Behind the farmhouse, a new streamlined building stretched to the back of the property. Vents in the roof leaked a pungent, almost skunk-like smell of marijuana plants. How far did the aroma drift? Small medical-marijuana grow operations in denser neighborhoods had already generated complaints about the smell. The state, as well as city councils, would be tweaking regulations for years—until the complexities were ironed out.
Jackson approached the officers, who greeted him by name.
“Anything I need to know before I go in?” he asked.
“The shooting took place in the grow room out back,” one officer said. “A man and a woman. No one’s in the house in front, and there’s no sign of a disturbance there.”

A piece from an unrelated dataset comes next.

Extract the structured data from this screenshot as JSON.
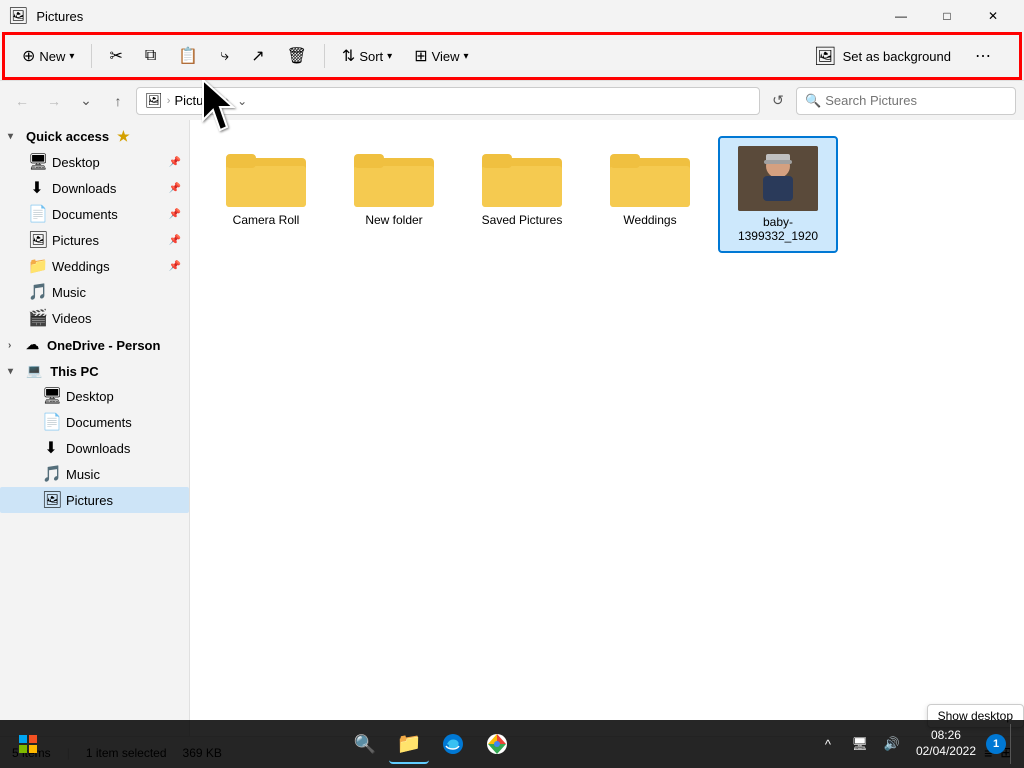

The loud crunch of footsteps on gravel caught his attention, and Jackson turned. Paramedics rounded the corner of the house, carrying what looked like a small woman on a sling gurney. Jackson moved toward the back of the ambulance, hoping to see the victim as they loaded her, maybe even ask a question.
“Is she conscious?” he called as they approached.
“She wasn’t when we arrived, but we stemmed the bleeding and she’s more responsive now.”
Jackson held up his hand. “Give me ten seconds.”